Trek Impressions: Unseen Preparation
The first impression I had during Trek was even before the event began. The amount of preparation that was needed before hand was considerable. It was not an easy talk to arrange food, water, bathroom, medical and sleeping arrangements for 400 people. But the spirit of cooperation was wonderful. Handcarts were constructed, meals were planned and prepared, pioneer-style clothing was sewn and/or otherwise obtained.
My spiritual feeling on the preparation was that the young men and women who participated saw very little of what went on behind the sences. Like most of the pioneer journals, they left on this date and they arrived on this date with very little difficulty. I am sure we do not see or appreciate the preparation that occurs on the other side of the veil in our own lives by spirits who love us and are concerned with our safe arrival back to our heavenly destination.
Trek Impressions: Adversity
There is something universal about being called by God to forsake the world and leave society and be led by God out of the city into the wilderness or desserts to start over. Abraham was led out of Ur. Moses left Egypt. The Brother of Jared left Babel, Lehi fled JerusaIem and Israel returned from Babylon. God may also call us to endure great adversity, persecution, physical pain and privation, illness, and even pass through a furness of affliction.
A few Mormon Pioneer handcart companies got caught in early winter weather in Wyoming. The members of these ill-fated companies were later criticized for leaving so late in the season which they had been specifically instructed not to do. However, one survivor of the Martin amd Willie Company is recorded as saying in response to criticism:
Trek Impressions: Base Camp Heaven
I served as trek Doctor for our group. I choose to walk the 25-mile route and sleep out with our Trek participants so as to be on-hand for any eventuality. Of all the youth, only one participant was swmt home before even starting because of a flu illness she had already had and was hoping was coming to an end. A very few others at various points developed sore feet or ankles such that we determined that they no longer continue walking. Several groups put an injured family member on top of their carts and pulled them to the next camp. In a few other cases a participate was evacuated back to basecamp for closer medical attention.
Base camp was a beautiful Lodge and conference center located at Lake Leitner on Fort Gordon. The Lodge was warm and featured clean bathrooms, fireplace, multiple couches, and a great snack table. I often referred to Base Camp as "Our Little Trek Heaven". I visited our heaven several times during the Trek to resupply myself with motrin and ACE bandages. A few of our Trek participants and adult support staff slept in the Lodge or in RV's nearby. I had chosen to sleep out with the youth under my own tarp in case a need arose during the night.
After sitting down on a couch in the Lodge, I remember how difficult it was to pull myself off to go back to camp to sleep out in the freezing cold. I assume my feelings were akin to what heaven will feel like. Many Near Death Experiences express similar feelings. When it comes to those pioneers who died crossing the plains coming to Utah, I suppose being taken to heaven is not unlike being taken to our Trek Base Camp.

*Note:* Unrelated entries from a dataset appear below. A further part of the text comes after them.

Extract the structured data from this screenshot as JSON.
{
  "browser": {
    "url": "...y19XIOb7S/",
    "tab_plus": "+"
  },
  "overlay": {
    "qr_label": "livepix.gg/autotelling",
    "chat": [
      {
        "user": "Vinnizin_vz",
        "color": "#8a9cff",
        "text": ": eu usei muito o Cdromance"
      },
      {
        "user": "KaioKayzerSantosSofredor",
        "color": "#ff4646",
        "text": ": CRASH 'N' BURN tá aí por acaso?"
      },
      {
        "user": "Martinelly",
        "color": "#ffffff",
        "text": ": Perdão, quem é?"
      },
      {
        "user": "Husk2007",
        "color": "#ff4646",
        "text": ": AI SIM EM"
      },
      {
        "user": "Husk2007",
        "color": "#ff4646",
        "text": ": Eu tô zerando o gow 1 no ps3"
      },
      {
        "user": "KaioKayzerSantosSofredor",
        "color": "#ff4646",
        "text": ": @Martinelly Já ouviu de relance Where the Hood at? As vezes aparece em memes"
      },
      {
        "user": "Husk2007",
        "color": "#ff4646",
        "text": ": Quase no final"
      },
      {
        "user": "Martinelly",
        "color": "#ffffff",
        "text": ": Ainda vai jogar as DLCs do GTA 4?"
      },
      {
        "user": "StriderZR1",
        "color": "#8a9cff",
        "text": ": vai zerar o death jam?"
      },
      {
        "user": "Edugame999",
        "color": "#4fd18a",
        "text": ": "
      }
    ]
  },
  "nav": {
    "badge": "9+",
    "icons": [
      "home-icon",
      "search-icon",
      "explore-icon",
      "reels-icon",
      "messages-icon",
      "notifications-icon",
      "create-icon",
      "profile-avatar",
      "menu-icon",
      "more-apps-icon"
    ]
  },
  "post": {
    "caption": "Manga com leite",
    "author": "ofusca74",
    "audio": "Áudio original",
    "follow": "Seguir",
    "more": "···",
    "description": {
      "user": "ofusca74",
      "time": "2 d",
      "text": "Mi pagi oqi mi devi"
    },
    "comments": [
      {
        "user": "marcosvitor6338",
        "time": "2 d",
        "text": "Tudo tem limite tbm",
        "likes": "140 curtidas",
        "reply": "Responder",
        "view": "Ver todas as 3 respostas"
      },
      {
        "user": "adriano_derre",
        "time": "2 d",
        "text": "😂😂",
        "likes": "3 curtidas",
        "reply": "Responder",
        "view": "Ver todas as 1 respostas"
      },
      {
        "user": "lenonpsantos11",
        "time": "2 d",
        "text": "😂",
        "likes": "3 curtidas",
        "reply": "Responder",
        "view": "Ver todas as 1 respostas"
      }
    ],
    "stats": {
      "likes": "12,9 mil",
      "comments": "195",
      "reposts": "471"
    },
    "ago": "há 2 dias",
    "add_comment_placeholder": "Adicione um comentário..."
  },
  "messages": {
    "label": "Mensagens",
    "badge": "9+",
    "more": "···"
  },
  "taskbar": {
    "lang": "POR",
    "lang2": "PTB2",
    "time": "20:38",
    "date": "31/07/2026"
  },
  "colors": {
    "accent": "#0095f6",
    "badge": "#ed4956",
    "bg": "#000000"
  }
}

The few participants who slept at base camp still participated in all the games and activities without having to walk in pain or sleep out in the cold. This aspect of Trek reminds me of the last verse in "Come Come Ye Saints":
"And should we die before our journeys through, happy day, all is right. We then are free, from toil and sorrow too. With the just we shall dwell. But if our lives are spared again, to see the Saints, their rest obtain. Oh, how we'll make this chorus swell. All is well! All is well!"